|About this Item||Subjects||National Parks
||Speakers||Allan Ms Pam
||Business||Private Members Statements
Ms PAM ALLAN (Wentworthville) [5.25 p.m.]: Last weekend I had the opportunity to attend the Tidy Towns Award weekend in Broken Hill, and I am sure a number of members will refer to that over the next week or so. On the Friday prior to the conference, I received an invitation from the National Parks and Wildlife Service to visit the Mutawintji National Park. This is a significant park in far western New South Wales because it was the first park handed back to its traditional owners by the Carr Government in 1998. It is six years since I visited the park and I took the opportunity provided to me by the National Parks and Wildlife Service to visit it again. On the day I was accompanied by Maureen O'Donnell, a traditional owner, a member of the Far West Advisory Committee and a Mutawintji elder. She escorted me to the park, where I was taken on a tour by Gerald Quayle, a worker at the park; Bill Riley and his wife, Muriel, a Paakindji elder.
It was a delightful day and it was great to see that, physically anyway, Mutawintji National Park is living up to expectations as one of the most pre-eminent national parks in western New South Wales. The park has a very significant history, not only its European history and the important role it played for Aborigines within Australia but also because it is one of the three identified meeting places for Central Australia and the major meeting place in outback New South Wales. There is considerable pre-European evidence to confirm the role the park has played in the lives of early Aboriginal people dating back many thousands of years. I do not wish to go into the politics of ownership of the park except to say that there remains a lack of confirmation about traditional ownership.

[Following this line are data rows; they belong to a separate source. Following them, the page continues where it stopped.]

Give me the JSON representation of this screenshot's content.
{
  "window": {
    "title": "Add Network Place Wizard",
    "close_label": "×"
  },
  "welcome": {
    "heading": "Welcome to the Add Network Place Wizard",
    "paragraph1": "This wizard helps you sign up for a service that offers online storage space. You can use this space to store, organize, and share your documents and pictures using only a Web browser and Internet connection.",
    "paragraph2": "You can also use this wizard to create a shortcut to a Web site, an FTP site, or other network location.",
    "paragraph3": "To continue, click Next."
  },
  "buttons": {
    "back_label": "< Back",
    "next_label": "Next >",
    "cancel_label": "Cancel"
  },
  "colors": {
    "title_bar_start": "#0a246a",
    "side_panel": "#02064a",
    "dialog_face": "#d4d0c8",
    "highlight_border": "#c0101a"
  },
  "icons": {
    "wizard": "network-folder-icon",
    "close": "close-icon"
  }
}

Nevertheless, Maureen, Bill and Muriel Riley, Gerald Quayle and their families are totally committed to the welfare of the park. They look after the many visitors who have their permission to visit the park. Bill Riley works at Mutawintji National Park and is an Aboriginal elder and traditional owner of Mutawintji. He has been very active in setting up the Darling River Action Group to draw attention to environmental degradation in the Darling River. The action group became mobilised in the past 12 months and tried to run a campaign in the recent Federal elections. It wrote to all candidates of communities along the Darling River to highlight the environmental degradation of the river.
We often hear about the Murray River but Bill Riley believes that we do not hear enough about the Darling River. The group is concerned about upstream usage of the river, in particular, by cotton growers and other irrigators and seeks to draw focus back to the Darling River. Indeed, the action group is very keen for all communities and the State and Federal governments to address its concerns. The initiative that has been taken by Bill Riley is great, together with other initiatives such as the experiences Muriel Riley is having in organising discovery programs and the Aboriginal traineeship in the Paroo-Darling National Park. A range of initiatives are currently being pursued by the traditional owners and elders in the Mutawintji park area to try to address the needs and concerns of Aboriginal communities. I enjoyed the hospitality that was provided to me. I look forward to a continuing relationship with these people. [Time expired.]